Prairie Fare: Hydration tips for staying cool this summer

Julie Garden-Robinson, Food and Nutrition Specialist
North Dakota State University Extension
Julie Garden-Robinson, North Dakota State University (NDSU) Extension food and nutrition specialist and professor of health, nutrition and exercise sciences, was recently elected President-elect of National Association.

“Wow, the prices went up in the last several days,” I exclaimed.

My husband was studying the bill at the drive-through. We like to stop in for a quick treat now and then, and we usually get the same thing. We had been at the restaurant within the last week.

“They charged us for a glass of ice water,” he said.

“Ice water costs $3?” I asked the server in disbelief.

“You had a medium,” the server responded.

“I have never paid for tap water here,” I replied. “Is this new?”

The manager walked over to the window to determine what the question was. She probably was checking on the “problem customers” in the car at the window.

“There is no charge for water,” she said. “This was rung up as a medium beverage.”

She handed us $3, and we went along our way. I would have wanted a carbonated beverage if I was paying for it.

We learned a lesson. Be sure to check your receipts. Tap water usually is free with a purchase at a restaurant.

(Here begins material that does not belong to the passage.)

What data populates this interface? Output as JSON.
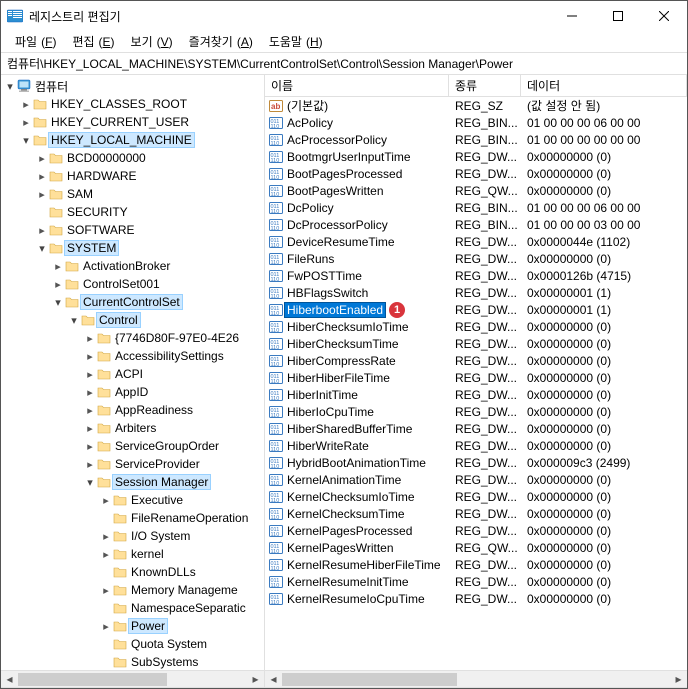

If you think the cost of gas is high, consider this. The 2-cup portion of ice water equals one-eighth of a gallon. Paying $3 for the ice water would equal paying $24 per gallon of gas.

We need about eight cups of fluids daily from beverages and food. If you drink municipal “city” water and use a reusable water bottle, your hydration is free.

If you do not like the flavor of your tap water, consider getting a pitcher with a filter.

A 2022 study published in the American Journal of Health Promotion showed that 36% of adults used a filter when drinking tap water at home, while 14% did not drink tap water at home. The researchers found that people drank more tap water if they used a filter at home.

You can add fresh orange or lemon slices, strawberries or mint leaves to add a little flavor without calories. Flavor-infused water may encourage you to drink more fluids.

With the warm weather of summer, staying hydrated is good for our health.

Water has many purposes. Staying hydrated helps our bodies maintain a normal temperature, it cushions joints and helps our body rid itself of waste. Our bodies are made up of about 60% water.

When the temperatures soar, as they did in June, staying hydrated becomes especially important. If you are working or playing outdoors, you lose more fluid through perspiration.

If you are gardening, biking, walking, running or doing other physical activity, be sure to hydrate yourself regularly.

When I saw my plants wilting and the birds “panting” in my backyard the other day, it was a good reminder. Your plants, pets and livestock also need water.

We all have a “hydration gauge” available when we visit a bathroom. Your urine should be straw-colored if you are fully hydrated. However, certain medications and foods may affect the color of urine.

Age, sex, breastfeeding and/or pregnancy status affect the amount of fluids we need. Remember that both food and drinks provide water to maintain health.

Stay hydrated with these tips.

Use a refillable water bottle, wash it daily and refill it throughout the day at work or home.

Choose water instead of sweetened, caloric drinks to quench your thirst. Water hydrates best.

Make your beverages count toward your overall nutrition. Along with water, enjoy milk and 100% fruit or vegetable juice as your beverages. Try making home-made frozen juice pops.

If you find beer refreshing, have a bottle of water as your follow-up beverage. Alcohol-containing beverages actually are somewhat dehydrating.

Moderate your coffee intake to about three to five cups daily. Caffeinated beverages such as coffee and cola are less hydrating than plain water.

Drink water before, during and after physical activity. In most cases, sports drinks are not necessary except for elite athletes. Your next meal will replace any electrolytes (minerals) you have lost during exercise.

Enjoy more fruits and vegetables. Fruits and vegetables are more than 90% water by weight.

A fruit-filled smoothie provides hydration and a variety of nutrients.

Make your own treats at home. This recipe has been popular with children’s programs, and adults enjoy these too. Not only are these smoothie bowls refreshing, but they also provide a variety of nutrients. Have a glass of ice water on the side to double up on hydration.

Smoothie Bowls

  • 1/2 cup spinach
  • 1/2 cup vanilla Greek yogurt
  • 1 1/2 cup frozen fruit
  • 2 tablespoons toppings (fresh fruit, granola, coconut, chia seeds, etc.)

Add spinach, yogurt and fruit to a blender or food processor. Blend until smooth. Pour smoothie in a bowl and top with desired toppings.

Makes two servings. Each serving has 110 calories, 2.5 grams of fat, 7 grams of protein, 19 grams of carbohydrate, 5 grams of fiber and 40 milligrams of sodium.

Julie Garden-Robinson, Ph.D., R.D., L.R.D., is a North Dakota State University Extension food and nutrition specialist and professor in the Department of Health, Nutrition and Exercise Sciences. Follow her on Twitter @jgardenrobinson.